Cambodia has been badly affected by people going to the toilet in the open, but is also cited as one of the most successful in getting people to install and use toilets.
The key to that success is a peer pressure strategy developed in Bangladesh by Dr Kamal Kar and adopted worldwide.
“You are not allowed to defecate in the open by the community. Use your friend’s toilet or your relative’s toilet,” Dr Kar of CLTS Foundation tells a regional conference considering solutions in Cambodia’s capital Phnom Penh.
It seems to be working in Kampong Speu province as well where the NGO WaterSHED has organised a sales pitch for the toilet.
Yim Khleung, who used to go into the field at the back of her house, now owns a toilet, and her friends want one too.
“My neighbour says when her daughter sends her money the next time, she will buy one,” she says.
Simple concrete pipes sunk into the ground, she got her toilet from contractor Phuy Seakphy, who started making them two years ago.
“It’s good business. I’m now selling about 15 to 20 a month,” he says.
A lack of toilets in rural Cambodia does significant harm to the development of children. It is estimated a third of under five-year-olds suffer from stunted growth.
“When children are exposed to faeces in their environment, they repeatedly get bouts of diarrhea. So the good things that are going in are coming straight out,” says James Wicken, the country director of WaterAid Cambodia.
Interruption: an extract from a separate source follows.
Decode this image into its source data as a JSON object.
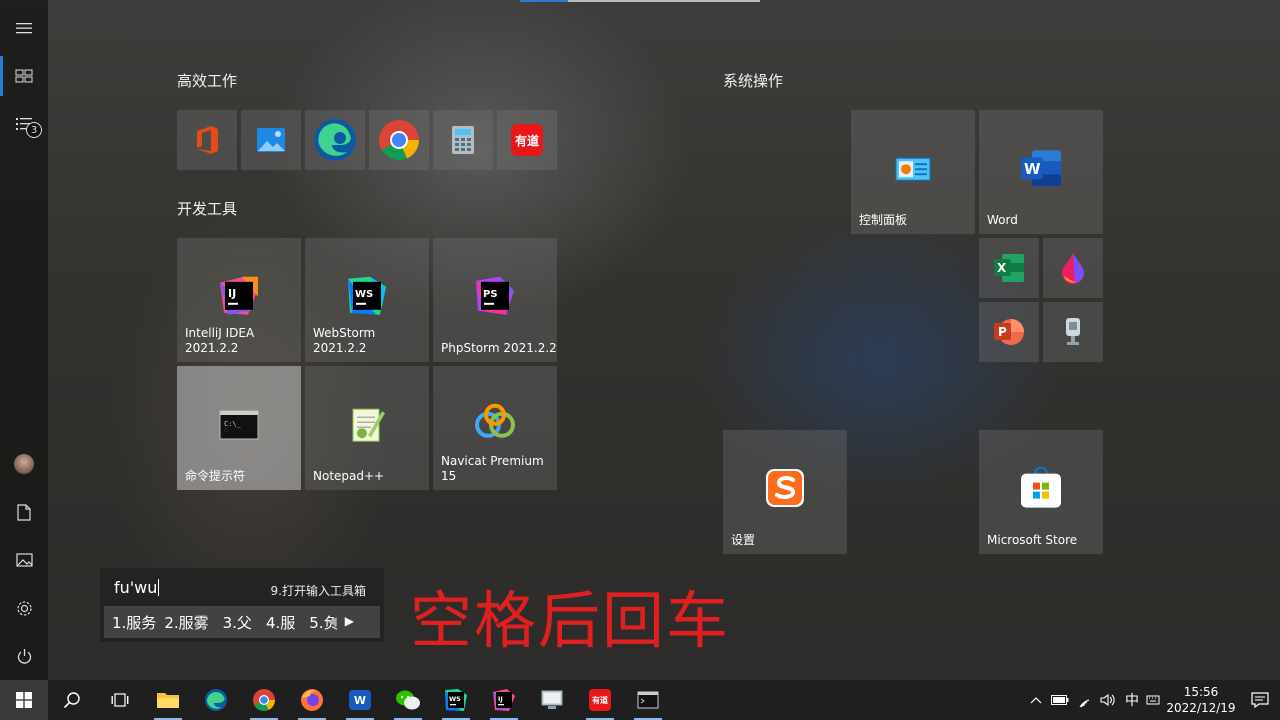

The problem also affects women and girls as going out at night in remote areas carries with it the risk of attack.